Khor Al-Zubair is used for some heavy crude exports but also to import fuel products like benzene, while Umm Qasr is the main entry point for food and medicine into Iraq.
“Export and import activities have stopped because trucks cannot enter Khor Al-Zubair or Umm Qasr ports,” one official at Basra’s port authority said.
A second official later said the route to Khor Al-Zubair had been reopened but Umm Qasr remained shut.
Sit-ins have become a go-to tactic for Iraqis demonstrating against their government since early October.
Protesters have shut the road to Umm Qasr several times, causing a delay in offloading operations that on one occasion forced around a dozen ships to unload their cargo in another country.
Road closures have also impacted heavy crude from the Qayyarah field in northern Iraq from reaching Khor Al-Zubair since earlier this month.
The prime minister’s office has warned security forces “will not allow” protesters near key infrastructure, and riot police have forced roads open in deadly crackdowns.
More than 330 people have been killed since rallies erupted on October 1 in Baghdad and across the south.
In the capital’s main protest camp of Tahrir (Liberation) Square, thousands gathered Wednesday to express their ongoing frustration.
Top leaders and political parties have focused their efforts on hiring drives, more welfare and a new electoral law as immediate measures.
Parliament met late Tuesday to discuss a draft voting law that proposes downsizing the house from 329 seats to 251, shrinking districts and distributing votes according to a complex hybrid system.

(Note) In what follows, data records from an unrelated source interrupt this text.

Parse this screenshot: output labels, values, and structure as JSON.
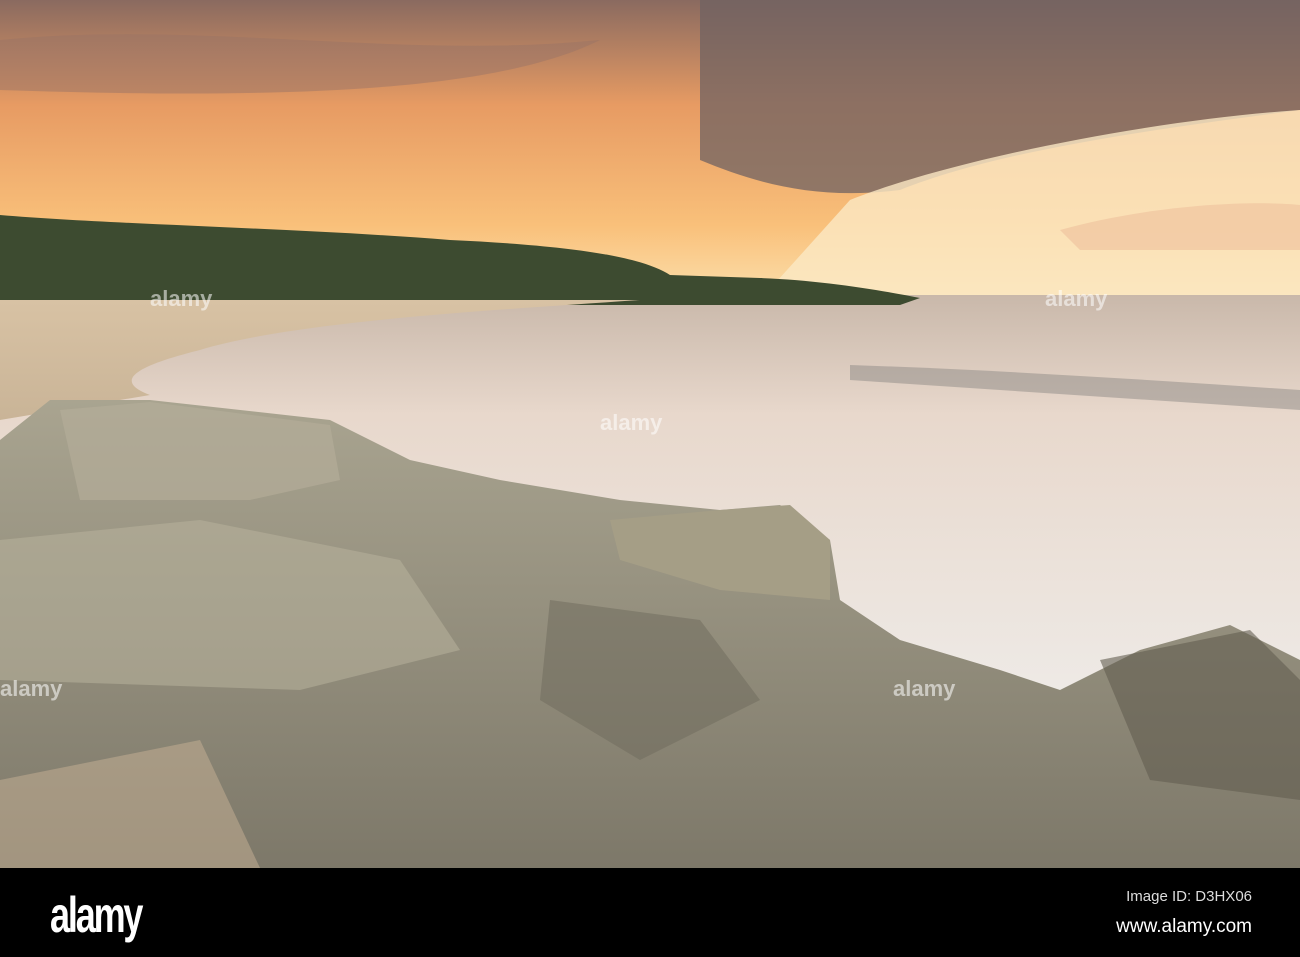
{
  "watermark": {
    "logo": "alamy",
    "image_id": "Image ID: D3HX06",
    "website": "www.alamy.com"
  },
  "colors": {
    "sky_glow": "#fbd9a0",
    "cloud": "#8a6d63",
    "sea": "#d9d0c6",
    "rock": "#9a9584",
    "hill": "#3c4a30"
  }
}
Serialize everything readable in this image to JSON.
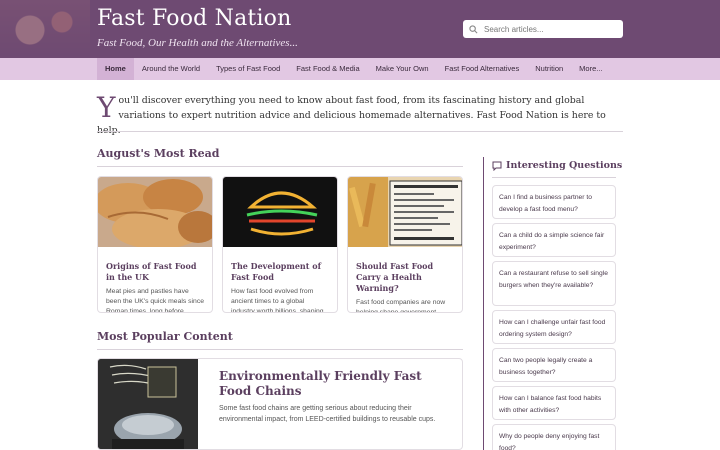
{
  "header": {
    "title": "Fast Food Nation",
    "tagline": "Fast Food, Our Health and the Alternatives...",
    "search_placeholder": "Search articles..."
  },
  "nav": {
    "items": [
      {
        "label": "Home",
        "active": true
      },
      {
        "label": "Around the World"
      },
      {
        "label": "Types of Fast Food"
      },
      {
        "label": "Fast Food & Media"
      },
      {
        "label": "Make Your Own"
      },
      {
        "label": "Fast Food Alternatives"
      },
      {
        "label": "Nutrition"
      },
      {
        "label": "More..."
      }
    ]
  },
  "intro": {
    "dropcap": "Y",
    "text": "ou'll discover everything you need to know about fast food, from its fascinating history and global variations to expert nutrition advice and delicious homemade alternatives. Fast Food Nation is here to help."
  },
  "most_read": {
    "heading": "August's Most Read",
    "cards": [
      {
        "title": "Origins of Fast Food in the UK",
        "text": "Meat pies and pastles have been the UK's quick meals since Roman times, long before burge..."
      },
      {
        "title": "The Development of Fast Food",
        "text": "How fast food evolved from ancient times to a global industry worth billions, shaping modern..."
      },
      {
        "title": "Should Fast Food Carry a Health Warning?",
        "text": "Fast food companies are now helping shape government policy on health warnings, after studie..."
      }
    ]
  },
  "popular": {
    "heading": "Most Popular Content",
    "feature": {
      "title": "Environmentally Friendly Fast Food Chains",
      "text": "Some fast food chains are getting serious about reducing their environmental impact, from LEED-certified buildings to reusable cups."
    }
  },
  "sidebar": {
    "heading": "Interesting Questions",
    "questions": [
      "Can I find a business partner to develop a fast food menu?",
      "Can a child do a simple science fair experiment?",
      "Can a restaurant refuse to sell single burgers when they're available?",
      "How can I challenge unfair fast food ordering system design?",
      "Can two people legally create a business together?",
      "How can I balance fast food habits with other activities?",
      "Why do people deny enjoying fast food?"
    ]
  },
  "colors": {
    "brand": "#6e4a72",
    "nav_bg": "#e2c8e3",
    "heading": "#5b3f5f"
  }
}
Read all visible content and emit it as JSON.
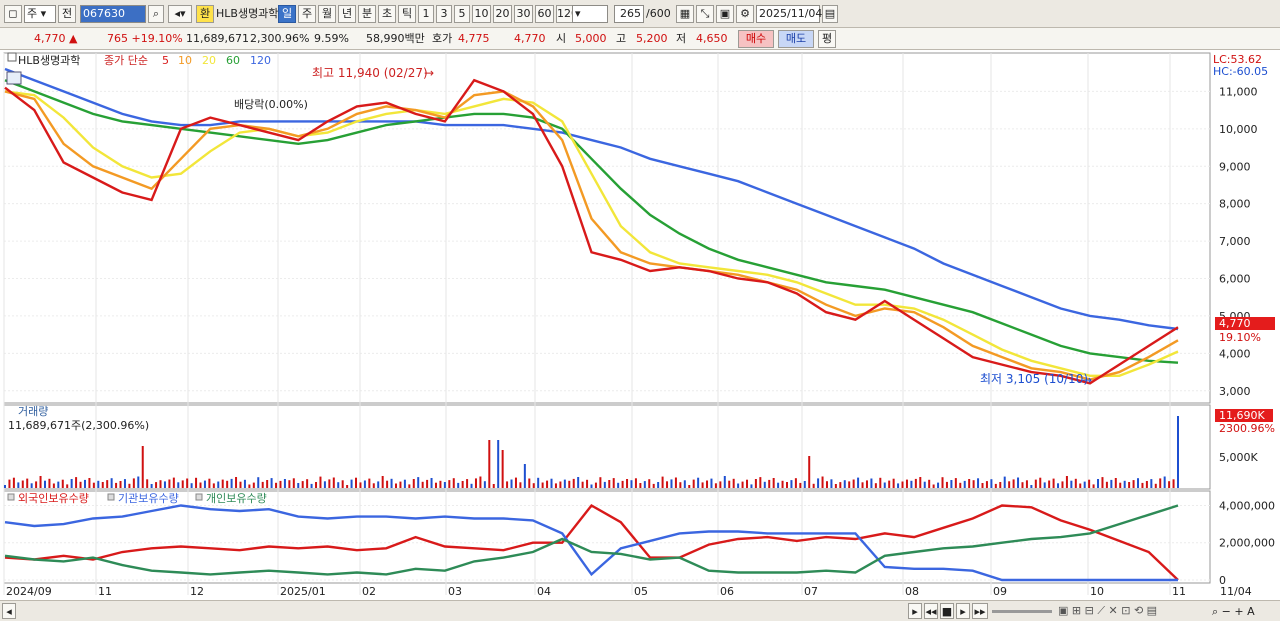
{
  "toolbar": {
    "type_select": "주",
    "prev_label": "전",
    "code": "067630",
    "loan_badge": "환",
    "stock_name": "HLB생명과학",
    "periods": [
      "일",
      "주",
      "월",
      "년",
      "분",
      "초",
      "틱"
    ],
    "active_period": "일",
    "intervals": [
      "1",
      "3",
      "5",
      "10",
      "20",
      "30",
      "60",
      "120"
    ],
    "count": "265",
    "count_total": "/600",
    "date": "2025/11/04"
  },
  "quote": {
    "price": "4,770",
    "change": "765",
    "change_pct": "+19.10%",
    "volume": "11,689,671",
    "volume_pct": "2,300.96%",
    "turnover_pct": "9.59%",
    "amount": "58,990백만",
    "bid_label": "호가",
    "ask": "4,775",
    "bid": "4,770",
    "open_label": "시",
    "open": "5,000",
    "high_label": "고",
    "high": "5,200",
    "low_label": "저",
    "low": "4,650",
    "buy_button": "매수",
    "sell_button": "매도",
    "eval_button": "평"
  },
  "colors": {
    "up": "#d01010",
    "down": "#1d4fd0",
    "ma5": "#d81a1a",
    "ma10": "#f39a24",
    "ma20": "#f2e63a",
    "ma60": "#27a035",
    "ma120": "#3b66e0",
    "foreign": "#d81a1a",
    "institution": "#3b66e0",
    "individual": "#2e8b57"
  },
  "price_panel": {
    "name": "HLB생명과학",
    "legend_prefix": "종가 단순",
    "ma_periods": [
      "5",
      "10",
      "20",
      "60",
      "120"
    ],
    "lc": "LC:53.62",
    "hc": "HC:-60.05",
    "high_note": "최고 11,940 (02/27)",
    "low_note": "최저 3,105 (10/10)",
    "dividend_note": "배당락(0.00%)",
    "last_price_tag": "4,770",
    "last_pct_tag": "19.10%",
    "y_ticks": [
      "11,000",
      "10,000",
      "9,000",
      "8,000",
      "7,000",
      "6,000",
      "5,000",
      "4,000",
      "3,000"
    ]
  },
  "volume_panel": {
    "title": "거래량",
    "value": "11,689,671주(2,300.96%)",
    "last_tag": "11,690K",
    "last_pct_tag": "2300.96%",
    "y_tick": "5,000K"
  },
  "holdings_panel": {
    "series": [
      "외국인보유수량",
      "기관보유수량",
      "개인보유수량"
    ],
    "y_ticks": [
      "4,000,000",
      "2,000,000",
      "0"
    ]
  },
  "x_axis": {
    "labels": [
      "2024/09",
      "11",
      "12",
      "2025/01",
      "02",
      "03",
      "04",
      "05",
      "06",
      "07",
      "08",
      "09",
      "10",
      "11",
      "11/04"
    ]
  },
  "chart_data": [
    {
      "type": "line",
      "title": "HLB생명과학",
      "ylim": [
        2700,
        12000
      ],
      "note": "daily price ~ closing trajectory",
      "series": [
        {
          "name": "5",
          "values": [
            11100,
            10500,
            9100,
            8700,
            8300,
            8100,
            10000,
            10300,
            10100,
            9900,
            9700,
            10200,
            10600,
            10700,
            10400,
            10200,
            11300,
            11000,
            10400,
            9000,
            6700,
            6500,
            6200,
            6300,
            6200,
            6000,
            5900,
            5600,
            5100,
            4900,
            5400,
            4900,
            4400,
            3900,
            3700,
            3500,
            3400,
            3200,
            3700,
            4200,
            4700
          ]
        },
        {
          "name": "10",
          "values": [
            11000,
            10800,
            9600,
            9000,
            8700,
            8400,
            9200,
            10000,
            10100,
            10000,
            9800,
            10000,
            10400,
            10600,
            10500,
            10300,
            10900,
            11000,
            10600,
            9700,
            7600,
            6700,
            6400,
            6300,
            6200,
            6100,
            5900,
            5700,
            5300,
            5000,
            5200,
            5100,
            4700,
            4200,
            3900,
            3600,
            3500,
            3300,
            3500,
            3900,
            4350
          ]
        },
        {
          "name": "20",
          "values": [
            11000,
            10900,
            10300,
            9500,
            9000,
            8700,
            8800,
            9400,
            9900,
            10000,
            9800,
            9900,
            10200,
            10400,
            10500,
            10400,
            10600,
            10800,
            10700,
            10200,
            8800,
            7400,
            6700,
            6400,
            6300,
            6200,
            6100,
            5900,
            5600,
            5300,
            5300,
            5200,
            4900,
            4500,
            4100,
            3800,
            3600,
            3400,
            3400,
            3700,
            4050
          ]
        },
        {
          "name": "60",
          "values": [
            11300,
            11000,
            10700,
            10400,
            10200,
            10100,
            10000,
            9900,
            9800,
            9700,
            9600,
            9700,
            9900,
            10100,
            10200,
            10300,
            10400,
            10400,
            10300,
            10000,
            9200,
            8400,
            7700,
            7200,
            6800,
            6500,
            6300,
            6100,
            5900,
            5800,
            5700,
            5500,
            5300,
            5100,
            4800,
            4500,
            4200,
            4000,
            3900,
            3800,
            3750
          ]
        },
        {
          "name": "120",
          "values": [
            11600,
            11300,
            11000,
            10700,
            10400,
            10200,
            10100,
            10100,
            10200,
            10200,
            10200,
            10200,
            10200,
            10200,
            10200,
            10100,
            10100,
            10100,
            10000,
            9900,
            9700,
            9500,
            9200,
            9000,
            8800,
            8600,
            8300,
            8000,
            7700,
            7400,
            7100,
            6800,
            6400,
            6100,
            5800,
            5500,
            5200,
            5000,
            4900,
            4750,
            4650
          ]
        }
      ]
    },
    {
      "type": "line",
      "title": "",
      "ylim": [
        0,
        4400000
      ],
      "series": [
        {
          "name": "외국인보유수량",
          "values": [
            1200000,
            1100000,
            1300000,
            1100000,
            1500000,
            1700000,
            1800000,
            1700000,
            1600000,
            1800000,
            1700000,
            1800000,
            1600000,
            1700000,
            2300000,
            1800000,
            1700000,
            1600000,
            2000000,
            2000000,
            4000000,
            3100000,
            1200000,
            1200000,
            1900000,
            2200000,
            2300000,
            2100000,
            2300000,
            2200000,
            2500000,
            2300000,
            2800000,
            3300000,
            4000000,
            3900000,
            3200000,
            2700000,
            2100000,
            1500000,
            0
          ]
        },
        {
          "name": "기관보유수량",
          "values": [
            3100000,
            2900000,
            3000000,
            3300000,
            3400000,
            3700000,
            4000000,
            3800000,
            3700000,
            3800000,
            3400000,
            3300000,
            3400000,
            3400000,
            3300000,
            3400000,
            3300000,
            3300000,
            3200000,
            2500000,
            300000,
            1700000,
            2100000,
            2500000,
            2600000,
            2600000,
            2500000,
            2500000,
            2500000,
            2500000,
            700000,
            600000,
            600000,
            500000,
            0,
            0,
            0,
            0,
            0,
            0,
            0
          ]
        },
        {
          "name": "개인보유수량",
          "values": [
            1300000,
            1100000,
            1000000,
            1200000,
            800000,
            500000,
            400000,
            300000,
            400000,
            500000,
            400000,
            300000,
            400000,
            300000,
            600000,
            500000,
            1000000,
            1200000,
            1500000,
            2200000,
            1500000,
            1400000,
            1100000,
            1200000,
            500000,
            400000,
            400000,
            400000,
            500000,
            400000,
            1300000,
            1500000,
            1700000,
            1800000,
            2000000,
            2200000,
            2300000,
            2500000,
            3000000,
            3500000,
            4000000
          ]
        }
      ]
    }
  ]
}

But the United Nations mission in Iraq (UNAMI) said the draft law needed more work.
“The draft electoral legislation — currently under review by the Council of Representatives — requires improvements to meet public demands,” it said in an emailed statement on Wednesday.
UNAMI chief Jeanine Hennis-Plasschaert urged lawmakers to pass legislation that “will reflect the public appetite for a new and different way of conducting politics.”
Protesters have so far been unimpressed by the government’s proposals and large crowds — most of them students — turned out on Wednesday.
“Last night’s session serves their own interests, not those of the people,” said Younes, a 28-year-old protester.
Crowds have spilled over from Tahrir onto three main bridges that lead to the western bank of the Tigris, where key government buildings and embassies are based.
On Tuesday night, they tried to cross two of the bridges to reach the so-called Green Zone but security forces deployed on the bridges fired tear gas to keep them back, a security source told AFP.